      // the indices in GEOJSON features are all strings.
      if(result['temperatures']["" + currentIndex] == -99) { popupActive = false; return popup.remove(); }

      // if we've passed all of these checks, we are going to display the popup, so we set it active
      popupActive = true;

      // store the currentFeature so we can update temperature (if map is animated)
      // without querying again (slow)
      currentFeature = result;

      // change mouse cursor
      map.getCanvas().style.cursor = 'pointer';

      // display the popup

I’ve left the comments in here to explain what it’s doing. Main thing to note is that we don’t display the popup if we’re in heatmap mode (as this wouldn’t make sense–how would you know which station you’re over?) and that we only display the popup by calling popup.setLngLat(result['coordinates']) if we’ve passed all the checks.
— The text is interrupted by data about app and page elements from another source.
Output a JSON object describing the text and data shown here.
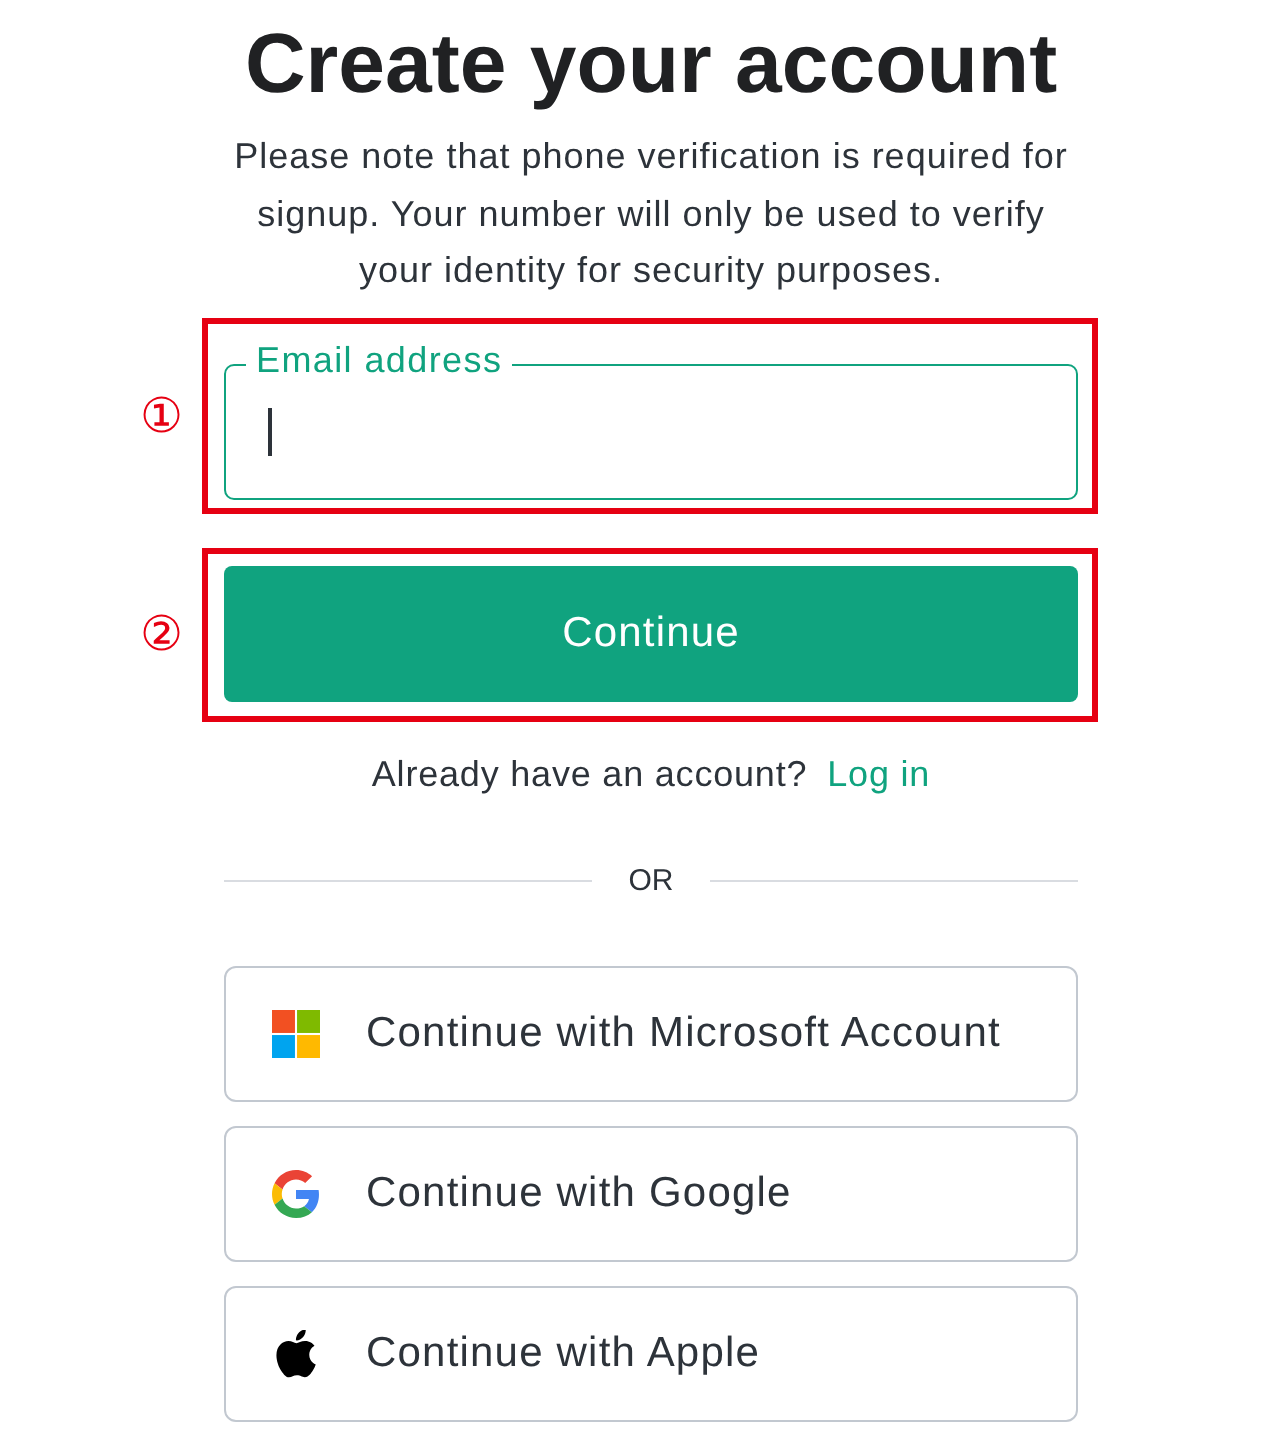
{
  "heading": "Create your account",
  "notice": "Please note that phone verification is required for signup. Your number will only be used to verify your identity for security purposes.",
  "email_field": {
    "label": "Email address",
    "focused": true,
    "callout": "①"
  },
  "continue_button": {
    "label": "Continue",
    "callout": "②"
  },
  "login_prompt": {
    "text": "Already have an account?",
    "link": "Log in"
  },
  "divider": "OR",
  "social_buttons": [
    {
      "kind": "microsoft",
      "label": "Continue with Microsoft Account"
    },
    {
      "kind": "google",
      "label": "Continue with Google"
    },
    {
      "kind": "apple",
      "label": "Continue with Apple"
    }
  ]
}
If we fail any check (ensuring that the station has data at this time, ensuring that we’re in the right mode, etc) we remove the popup by calling popup.remove().

Also note that since the header layer and the temperature layer are different, we must query two layers as follows:

var features = map.queryRenderedFeatures(event.point, {
            layers: ['headers', currentMonth]

and then load the data out of them using a bit of clever logic:

var result = [];
      for(i in features){
        if('name' in features[i].properties){
          result['name'] = features[i].properties.name;
          result['coordinates'] = features[i].geometry.coordinates;
        if(("" + currentIndex) in features[i].properties){
          result['temperatures'] = features[i].properties;

This adds complexity, but keeps the map size smaller. Adding header data to every temperature layer would be wasteful.

Lastly, I set up event handlers for the other controls:

$('#playpause').on('click', toggleAnimation);
$('#toggle-anomaly').on('change', function(){
  showAnomaly = !showAnomaly;
$('#toggle-loop').on('change', function() { loop = !loop; });
$('#info-button').on('click', showInfo);

That’s all there is to it! Seems like a lot going on, but it’s basically pretty simple. Just a few wrapper functions to update the proper layers. We just translate a given year to a temperature index, and then tell Mapbox GL to render the map color based on that temperature index.

Running/Modifying the Code #

If you’re interested in tinkering around with the visualization, first clone the repo:

git clone https://github.com/TedYav/HadCRUT3-Visualization && cd ./HadCRUT3-Visualization

There are a few things you can do:

Parse the Data Differently #

The parsing script has a few options if you want to mess around on your own. If you just want to reparse the data using the parameters I did, then do the following (assuming you are in the repo directory):

tar -zxvf ./climate-data.tar.gz && python3 parse.py

The GeoJSON files will then be in the output directory.

I’ve written a few different options to output the data. If you want to see them run:

python3 parse.py --help

Recalculate Temperature Anomalies #

There is a script available here that will calculate temperature anomalies. If you want to run it yourself quickly, run the following command:

mkdir anomaly && cd ./anomaly && curl http://www.metoffice.gov.uk/media/zip/e/0/station_files.20110720.zip > station_files.zip && unzip -x station_files.zip -d ./station_files && curl http://www.metoffice.gov.uk/media/zip/8/k/gridding_and_averaging_code.zip > grid.zip && unzip -x grid.zip && perl station_gridder.perl | perl make_global_average_ts_ascii.perl > anomaly.txt

Anomaly data is currently stored directly in climate-sim.js.

Change the Map Style #

If you want to fundamentally change the style of the map, the best way to do it will be in Mapbox Studio. You will have to run the parsing script again to reupload the data.

Here is the original style I made in case you want to see it by itself and edit it.

Make sure you set your layer names to lowercase months (i.e. ‘january’), or set the names accordingly in layerNames in climate-sim.js.

Change Visualization Colors or Display #

The best way to do this is to edit climate-sim.js. There are a set of constants at the top of the file that control most display options. If you want to dig in further, edit the code and have fun!